Element data from apps and pages:
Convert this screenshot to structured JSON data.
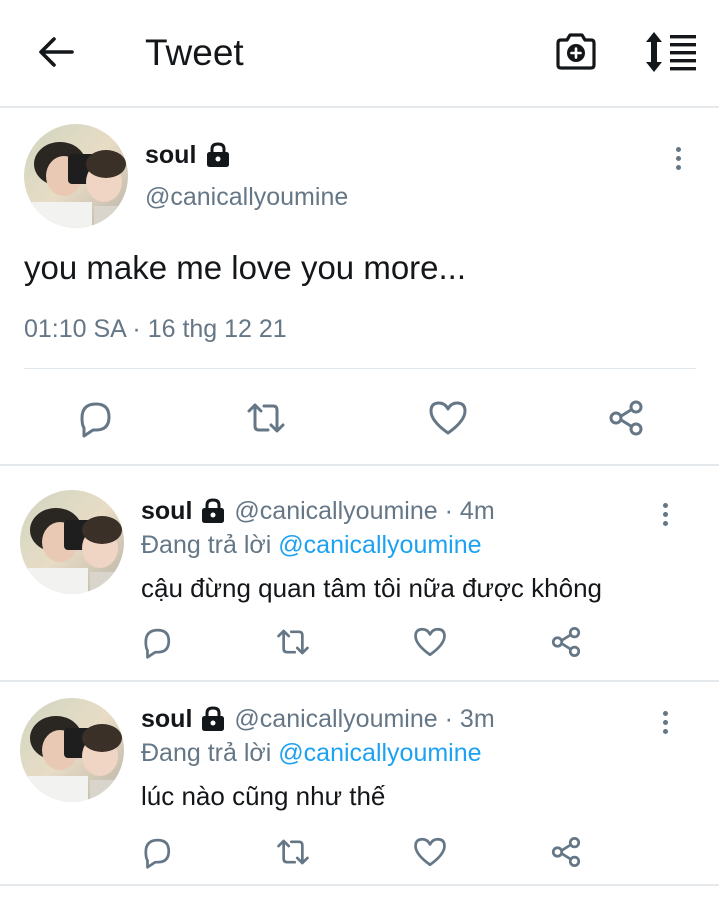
{
  "header": {
    "title": "Tweet",
    "back_icon": "arrow-left-icon",
    "camera_icon": "camera-plus-icon",
    "sort_icon": "sort-icon"
  },
  "main_tweet": {
    "display_name": "soul",
    "handle": "@canicallyoumine",
    "text": "you make me love you more...",
    "timestamp": "01:10 SA · 16 thg 12 21",
    "actions": [
      "reply-icon",
      "retweet-icon",
      "like-icon",
      "share-icon"
    ]
  },
  "replies": [
    {
      "display_name": "soul",
      "handle": "@canicallyoumine",
      "time_ago": "· 4m",
      "replying_prefix": "Đang trả lời",
      "replying_mention": "@canicallyoumine",
      "text": "cậu đừng quan tâm tôi nữa được không"
    },
    {
      "display_name": "soul",
      "handle": "@canicallyoumine",
      "time_ago": "· 3m",
      "replying_prefix": "Đang trả lời",
      "replying_mention": "@canicallyoumine",
      "text": "lúc nào cũng như thế"
    }
  ],
  "colors": {
    "text": "#14171a",
    "secondary": "#657786",
    "mention": "#1da1f2",
    "divider": "#e6e9ec"
  }
}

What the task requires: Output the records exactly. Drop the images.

The answer:
Convert this screenshot to structured JSON data.
{
  "header": {
    "title": "Tweet",
    "back_icon": "arrow-left-icon",
    "camera_icon": "camera-plus-icon",
    "sort_icon": "sort-icon"
  },
  "main_tweet": {
    "display_name": "soul",
    "handle": "@canicallyoumine",
    "text": "you make me love you more...",
    "timestamp": "01:10 SA · 16 thg 12 21",
    "actions": [
      "reply-icon",
      "retweet-icon",
      "like-icon",
      "share-icon"
    ]
  },
  "replies": [
    {
      "display_name": "soul",
      "handle": "@canicallyoumine",
      "time_ago": "· 4m",
      "replying_prefix": "Đang trả lời",
      "replying_mention": "@canicallyoumine",
      "text": "cậu đừng quan tâm tôi nữa được không"
    },
    {
      "display_name": "soul",
      "handle": "@canicallyoumine",
      "time_ago": "· 3m",
      "replying_prefix": "Đang trả lời",
      "replying_mention": "@canicallyoumine",
      "text": "lúc nào cũng như thế"
    }
  ],
  "colors": {
    "text": "#14171a",
    "secondary": "#657786",
    "mention": "#1da1f2",
    "divider": "#e6e9ec"
  }
}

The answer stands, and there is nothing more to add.